Impact of climate change on foliar and soil borne pathogens of wheat in the Pacific Northwest region
Fusarium crown rot (FCR) caused by Fusarium pseudograminearum (Fp) and F. culmorum (Fc) and Rhizoctonia root rot caused by Rhizoctonia solani AG8 (Rs8) and R. oryzae (Ro), are major soil-borne fungal diseases responsible for economic losses in dryland wheat in the Pacific Northwest region of the US. This study focuses on exploring the finer details of soil moisture and temperature impacts on these four pathogens and, develop models for projecting their growth in response to these variables. Methods were developed using NaCl, KCl and polyethylene glycol to precisely define water potential (WP) treatments at different temperatures. On defined media and sterile wheat straw, the optimum temperature for the mycelial growth and dry weight gain for Fc and Rs8, and Fp and Ro was 20-25°C and 25-30°C, respectively. The optimum WP was -0.3 MPa for both Rhizoctonia spp. and -1 to -2 and -2 to -3 MPa for Fc and Fp, respectively. Macroconidia of Fusarium spp. were capable of germinating across all ranges of WP, even the driest. In soil, except for Fp, the other three pathogens had different optimal temperatures and WPs for their growth, as measured by DNA concentrations quantified by real-time PCR. The optimal temperature and WP for both Rhizoctonia spp. were 10-15°C and -2 MPa, respectively. Fc had a temperature optimum of 10-15°C with a preference for the driest WP ranges below -5.5 MPa. Fp was restricted to a narrow range of WP from -1.43 to -3.12 MPa. In a greenhouse study, the increase in Fp DNA in the infected wheat plants was strongly negatively correlated to the median values of WP in the whole column. FCR disease score in Fp inoculated columns was negatively correlated with the WP at depths where roots would be active. On the other hand, there was no significant difference of DNA and FCR disease score in Fc inoculated columns with the WP levels. Models were developed for projecting pathogen growth in defined nutrient media, soil, and infected plants based on the temperature and WP levels.
Iqbal Singh Aujla joined Dr. Timothy Paulitz's lab as a Ph.D student in the fall semester, 2012. He will be working on 'Modeling the distribution of soilborne pathogens and stripe rust in dryland wheat cropping systems of the Pacific Northwest under climate change scenarios'. He did his BS in 1998 and MS specializing in Plant Pathology in 2000 from Punjab Agricultural University (PAU), Ludhiana (India). He joined PAU services as Assistant Professor (Extension Plant Pathology) in 2001. During his stint of 7 years in extension, besides raising income of many vegetable growers several folds by practicing proper disease management practices, three farmers were also awarded with best farmer award by PAU working under his guidance.

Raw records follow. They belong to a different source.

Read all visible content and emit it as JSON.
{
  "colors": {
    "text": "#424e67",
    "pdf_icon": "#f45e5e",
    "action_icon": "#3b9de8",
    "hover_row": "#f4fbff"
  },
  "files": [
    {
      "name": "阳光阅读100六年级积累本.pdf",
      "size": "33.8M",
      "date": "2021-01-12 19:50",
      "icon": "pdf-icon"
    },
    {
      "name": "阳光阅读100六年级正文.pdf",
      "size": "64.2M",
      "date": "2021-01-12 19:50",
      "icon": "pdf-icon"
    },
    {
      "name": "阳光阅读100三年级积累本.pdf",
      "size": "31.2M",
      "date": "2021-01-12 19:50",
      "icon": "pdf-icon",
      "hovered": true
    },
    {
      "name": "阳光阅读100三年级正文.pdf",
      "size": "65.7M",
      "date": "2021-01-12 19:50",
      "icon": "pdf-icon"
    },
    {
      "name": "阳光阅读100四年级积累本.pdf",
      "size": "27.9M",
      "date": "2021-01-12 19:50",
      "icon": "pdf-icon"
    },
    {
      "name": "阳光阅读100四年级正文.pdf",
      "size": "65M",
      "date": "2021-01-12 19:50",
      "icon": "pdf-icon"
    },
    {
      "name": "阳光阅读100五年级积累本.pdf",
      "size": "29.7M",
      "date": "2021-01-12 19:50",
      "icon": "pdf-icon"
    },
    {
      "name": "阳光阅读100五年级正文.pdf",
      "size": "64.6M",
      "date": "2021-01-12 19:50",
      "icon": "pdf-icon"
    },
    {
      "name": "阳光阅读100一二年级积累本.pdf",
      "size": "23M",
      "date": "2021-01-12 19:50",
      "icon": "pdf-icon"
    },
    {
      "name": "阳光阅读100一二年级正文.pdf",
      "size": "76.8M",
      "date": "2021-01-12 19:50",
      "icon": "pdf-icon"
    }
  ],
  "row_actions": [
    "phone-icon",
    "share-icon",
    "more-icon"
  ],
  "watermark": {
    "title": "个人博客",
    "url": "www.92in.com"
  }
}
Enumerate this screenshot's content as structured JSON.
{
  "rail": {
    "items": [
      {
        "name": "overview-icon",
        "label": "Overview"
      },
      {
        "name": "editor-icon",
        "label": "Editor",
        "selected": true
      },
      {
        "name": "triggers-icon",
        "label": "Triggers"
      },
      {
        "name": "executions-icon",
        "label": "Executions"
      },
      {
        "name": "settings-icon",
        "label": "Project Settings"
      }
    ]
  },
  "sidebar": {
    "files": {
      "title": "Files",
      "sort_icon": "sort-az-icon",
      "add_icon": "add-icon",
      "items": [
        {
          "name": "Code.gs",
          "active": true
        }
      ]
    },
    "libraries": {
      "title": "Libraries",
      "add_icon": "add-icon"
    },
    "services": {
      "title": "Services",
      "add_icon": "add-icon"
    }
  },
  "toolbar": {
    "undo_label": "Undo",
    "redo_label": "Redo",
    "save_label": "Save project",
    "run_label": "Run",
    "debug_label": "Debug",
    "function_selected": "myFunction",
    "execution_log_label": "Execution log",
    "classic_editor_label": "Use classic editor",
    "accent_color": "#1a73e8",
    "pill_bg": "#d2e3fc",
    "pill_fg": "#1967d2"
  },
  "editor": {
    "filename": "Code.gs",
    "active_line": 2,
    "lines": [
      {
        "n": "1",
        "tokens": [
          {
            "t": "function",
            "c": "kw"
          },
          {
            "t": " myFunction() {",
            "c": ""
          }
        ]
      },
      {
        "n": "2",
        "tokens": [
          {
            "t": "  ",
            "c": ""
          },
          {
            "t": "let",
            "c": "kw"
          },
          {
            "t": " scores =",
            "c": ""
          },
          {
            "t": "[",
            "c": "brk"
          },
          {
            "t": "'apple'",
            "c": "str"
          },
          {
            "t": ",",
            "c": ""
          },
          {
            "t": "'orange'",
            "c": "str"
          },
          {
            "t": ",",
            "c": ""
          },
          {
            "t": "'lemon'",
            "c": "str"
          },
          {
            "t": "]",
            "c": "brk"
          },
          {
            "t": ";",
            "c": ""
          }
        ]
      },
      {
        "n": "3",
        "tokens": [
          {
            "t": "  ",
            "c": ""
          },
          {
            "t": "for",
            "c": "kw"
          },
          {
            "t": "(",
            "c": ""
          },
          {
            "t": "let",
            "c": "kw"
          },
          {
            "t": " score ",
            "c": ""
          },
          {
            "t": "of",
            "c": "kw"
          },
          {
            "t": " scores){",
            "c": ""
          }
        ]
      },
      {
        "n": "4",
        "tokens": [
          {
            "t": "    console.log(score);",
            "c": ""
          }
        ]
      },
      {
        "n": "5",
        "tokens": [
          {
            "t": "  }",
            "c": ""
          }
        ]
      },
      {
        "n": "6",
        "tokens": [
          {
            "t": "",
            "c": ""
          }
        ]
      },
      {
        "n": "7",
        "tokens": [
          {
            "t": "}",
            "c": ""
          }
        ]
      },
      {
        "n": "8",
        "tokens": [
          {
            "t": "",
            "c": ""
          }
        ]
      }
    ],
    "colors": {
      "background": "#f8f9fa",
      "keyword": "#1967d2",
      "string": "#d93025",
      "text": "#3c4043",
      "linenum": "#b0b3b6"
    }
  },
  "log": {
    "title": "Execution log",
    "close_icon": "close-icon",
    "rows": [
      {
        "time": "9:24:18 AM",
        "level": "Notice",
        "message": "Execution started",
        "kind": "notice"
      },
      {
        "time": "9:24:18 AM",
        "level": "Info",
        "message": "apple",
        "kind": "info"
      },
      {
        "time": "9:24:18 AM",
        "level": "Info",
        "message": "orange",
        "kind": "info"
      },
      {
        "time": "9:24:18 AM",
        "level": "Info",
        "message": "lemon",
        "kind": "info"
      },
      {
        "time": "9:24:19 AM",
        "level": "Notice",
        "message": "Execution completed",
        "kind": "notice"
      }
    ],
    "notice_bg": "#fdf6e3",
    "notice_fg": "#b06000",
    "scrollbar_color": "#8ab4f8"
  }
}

He also gave recommendation on fungicidal management of false smut of rice. Then in 2007, he was transferred to the post of Assistant Plant Pathologist in vegetable research. His research work focused on vegetables grown under protected environment. He has given recommendation on management of soil-borne pathogens (fungi and nematodes) through soil solarization and has also developed a complete package on cultivation of peppers in net houses and naturally ventilated poly houses, increasing yield of peppers by 100-250 percent.
Publications and Presentations:
Auijla, Iqbal S., and T. Paulitz. 2017. An Improved Method for Establishing Accurate Water Potential Levels at Different Temperatures in Growth Media. Frontiers in Microbiology. 8:1497. (doi: 10.3389/fmicb.2017.01497)